**** Data ****

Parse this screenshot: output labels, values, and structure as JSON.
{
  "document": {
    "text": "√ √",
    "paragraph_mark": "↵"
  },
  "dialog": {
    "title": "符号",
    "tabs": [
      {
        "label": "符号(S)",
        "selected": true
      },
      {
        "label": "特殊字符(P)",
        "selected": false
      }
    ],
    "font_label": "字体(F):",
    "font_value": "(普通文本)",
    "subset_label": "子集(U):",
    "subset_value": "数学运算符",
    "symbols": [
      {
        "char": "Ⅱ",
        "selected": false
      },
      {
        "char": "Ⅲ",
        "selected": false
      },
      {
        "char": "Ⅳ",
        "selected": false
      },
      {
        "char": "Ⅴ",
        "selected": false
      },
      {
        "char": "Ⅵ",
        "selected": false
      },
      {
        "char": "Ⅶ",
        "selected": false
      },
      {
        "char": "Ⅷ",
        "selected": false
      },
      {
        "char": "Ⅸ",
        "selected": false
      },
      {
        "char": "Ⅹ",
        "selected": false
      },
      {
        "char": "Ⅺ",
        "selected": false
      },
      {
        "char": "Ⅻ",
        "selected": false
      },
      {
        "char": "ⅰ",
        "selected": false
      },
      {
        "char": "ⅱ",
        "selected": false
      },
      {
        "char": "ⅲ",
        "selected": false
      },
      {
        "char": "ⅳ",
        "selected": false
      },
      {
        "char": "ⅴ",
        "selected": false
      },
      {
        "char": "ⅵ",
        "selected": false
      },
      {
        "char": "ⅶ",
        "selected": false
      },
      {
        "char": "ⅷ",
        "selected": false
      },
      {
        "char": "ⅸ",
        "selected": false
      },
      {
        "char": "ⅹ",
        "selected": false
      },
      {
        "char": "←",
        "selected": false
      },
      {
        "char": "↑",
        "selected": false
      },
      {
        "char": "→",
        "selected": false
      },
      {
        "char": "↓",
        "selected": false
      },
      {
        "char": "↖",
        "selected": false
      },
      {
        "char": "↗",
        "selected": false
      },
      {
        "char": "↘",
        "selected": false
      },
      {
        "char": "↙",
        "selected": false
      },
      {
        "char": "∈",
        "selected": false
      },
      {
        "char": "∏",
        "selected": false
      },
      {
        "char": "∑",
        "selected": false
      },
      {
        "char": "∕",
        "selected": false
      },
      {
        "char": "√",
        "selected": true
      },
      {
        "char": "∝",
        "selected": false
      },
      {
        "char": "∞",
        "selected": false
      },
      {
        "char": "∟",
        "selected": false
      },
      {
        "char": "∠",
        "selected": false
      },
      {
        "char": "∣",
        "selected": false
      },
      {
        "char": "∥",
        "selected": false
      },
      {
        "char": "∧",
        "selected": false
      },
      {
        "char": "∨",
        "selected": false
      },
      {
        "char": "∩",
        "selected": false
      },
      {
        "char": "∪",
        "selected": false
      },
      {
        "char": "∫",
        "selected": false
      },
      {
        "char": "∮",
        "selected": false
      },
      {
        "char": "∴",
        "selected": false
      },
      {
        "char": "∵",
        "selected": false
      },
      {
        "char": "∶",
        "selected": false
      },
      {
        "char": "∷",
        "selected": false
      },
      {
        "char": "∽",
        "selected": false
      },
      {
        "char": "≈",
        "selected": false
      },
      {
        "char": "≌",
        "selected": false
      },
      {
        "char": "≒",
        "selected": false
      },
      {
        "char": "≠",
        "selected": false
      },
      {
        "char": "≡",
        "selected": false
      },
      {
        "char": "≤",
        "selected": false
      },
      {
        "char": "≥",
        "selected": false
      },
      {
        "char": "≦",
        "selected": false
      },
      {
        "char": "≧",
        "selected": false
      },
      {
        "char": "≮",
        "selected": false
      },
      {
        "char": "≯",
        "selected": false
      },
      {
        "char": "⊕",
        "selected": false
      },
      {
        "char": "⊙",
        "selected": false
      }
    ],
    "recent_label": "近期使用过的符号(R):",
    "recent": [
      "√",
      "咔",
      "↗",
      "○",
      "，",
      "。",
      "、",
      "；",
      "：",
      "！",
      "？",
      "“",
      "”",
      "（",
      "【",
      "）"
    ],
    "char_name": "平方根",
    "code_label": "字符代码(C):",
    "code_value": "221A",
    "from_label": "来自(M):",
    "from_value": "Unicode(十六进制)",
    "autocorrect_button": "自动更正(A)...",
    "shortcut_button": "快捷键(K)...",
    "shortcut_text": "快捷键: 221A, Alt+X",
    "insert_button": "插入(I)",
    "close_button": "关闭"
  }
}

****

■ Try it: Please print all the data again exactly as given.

■ Written reply:
Parse this screenshot: output labels, values, and structure as JSON.
{
  "document": {
    "text": "√ √",
    "paragraph_mark": "↵"
  },
  "dialog": {
    "title": "符号",
    "tabs": [
      {
        "label": "符号(S)",
        "selected": true
      },
      {
        "label": "特殊字符(P)",
        "selected": false
      }
    ],
    "font_label": "字体(F):",
    "font_value": "(普通文本)",
    "subset_label": "子集(U):",
    "subset_value": "数学运算符",
    "symbols": [
      {
        "char": "Ⅱ",
        "selected": false
      },
      {
        "char": "Ⅲ",
        "selected": false
      },
      {
        "char": "Ⅳ",
        "selected": false
      },
      {
        "char": "Ⅴ",
        "selected": false
      },
      {
        "char": "Ⅵ",
        "selected": false
      },
      {
        "char": "Ⅶ",
        "selected": false
      },
      {
        "char": "Ⅷ",
        "selected": false
      },
      {
        "char": "Ⅸ",
        "selected": false
      },
      {
        "char": "Ⅹ",
        "selected": false
      },
      {
        "char": "Ⅺ",
        "selected": false
      },
      {
        "char": "Ⅻ",
        "selected": false
      },
      {
        "char": "ⅰ",
        "selected": false
      },
      {
        "char": "ⅱ",
        "selected": false
      },
      {
        "char": "ⅲ",
        "selected": false
      },
      {
        "char": "ⅳ",
        "selected": false
      },
      {
        "char": "ⅴ",
        "selected": false
      },
      {
        "char": "ⅵ",
        "selected": false
      },
      {
        "char": "ⅶ",
        "selected": false
      },
      {
        "char": "ⅷ",
        "selected": false
      },
      {
        "char": "ⅸ",
        "selected": false
      },
      {
        "char": "ⅹ",
        "selected": false
      },
      {
        "char": "←",
        "selected": false
      },
      {
        "char": "↑",
        "selected": false
      },
      {
        "char": "→",
        "selected": false
      },
      {
        "char": "↓",
        "selected": false
      },
      {
        "char": "↖",
        "selected": false
      },
      {
        "char": "↗",
        "selected": false
      },
      {
        "char": "↘",
        "selected": false
      },
      {
        "char": "↙",
        "selected": false
      },
      {
        "char": "∈",
        "selected": false
      },
      {
        "char": "∏",
        "selected": false
      },
      {
        "char": "∑",
        "selected": false
      },
      {
        "char": "∕",
        "selected": false
      },
      {
        "char": "√",
        "selected": true
      },
      {
        "char": "∝",
        "selected": false
      },
      {
        "char": "∞",
        "selected": false
      },
      {
        "char": "∟",
        "selected": false
      },
      {
        "char": "∠",
        "selected": false
      },
      {
        "char": "∣",
        "selected": false
      },
      {
        "char": "∥",
        "selected": false
      },
      {
        "char": "∧",
        "selected": false
      },
      {
        "char": "∨",
        "selected": false
      },
      {
        "char": "∩",
        "selected": false
      },
      {
        "char": "∪",
        "selected": false
      },
      {
        "char": "∫",
        "selected": false
      },
      {
        "char": "∮",
        "selected": false
      },
      {
        "char": "∴",
        "selected": false
      },
      {
        "char": "∵",
        "selected": false
      },
      {
        "char": "∶",
        "selected": false
      },
      {
        "char": "∷",
        "selected": false
      },
      {
        "char": "∽",
        "selected": false
      },
      {
        "char": "≈",
        "selected": false
      },
      {
        "char": "≌",
        "selected": false
      },
      {
        "char": "≒",
        "selected": false
      },
      {
        "char": "≠",
        "selected": false
      },
      {
        "char": "≡",
        "selected": false
      },
      {
        "char": "≤",
        "selected": false
      },
      {
        "char": "≥",
        "selected": false
      },
      {
        "char": "≦",
        "selected": false
      },
      {
        "char": "≧",
        "selected": false
      },
      {
        "char": "≮",
        "selected": false
      },
      {
        "char": "≯",
        "selected": false
      },
      {
        "char": "⊕",
        "selected": false
      },
      {
        "char": "⊙",
        "selected": false
      }
    ],
    "recent_label": "近期使用过的符号(R):",
    "recent": [
      "√",
      "咔",
      "↗",
      "○",
      "，",
      "。",
      "、",
      "；",
      "：",
      "！",
      "？",
      "“",
      "”",
      "（",
      "【",
      "）"
    ],
    "char_name": "平方根",
    "code_label": "字符代码(C):",
    "code_value": "221A",
    "from_label": "来自(M):",
    "from_value": "Unicode(十六进制)",
    "autocorrect_button": "自动更正(A)...",
    "shortcut_button": "快捷键(K)...",
    "shortcut_text": "快捷键: 221A, Alt+X",
    "insert_button": "插入(I)",
    "close_button": "关闭"
  }
}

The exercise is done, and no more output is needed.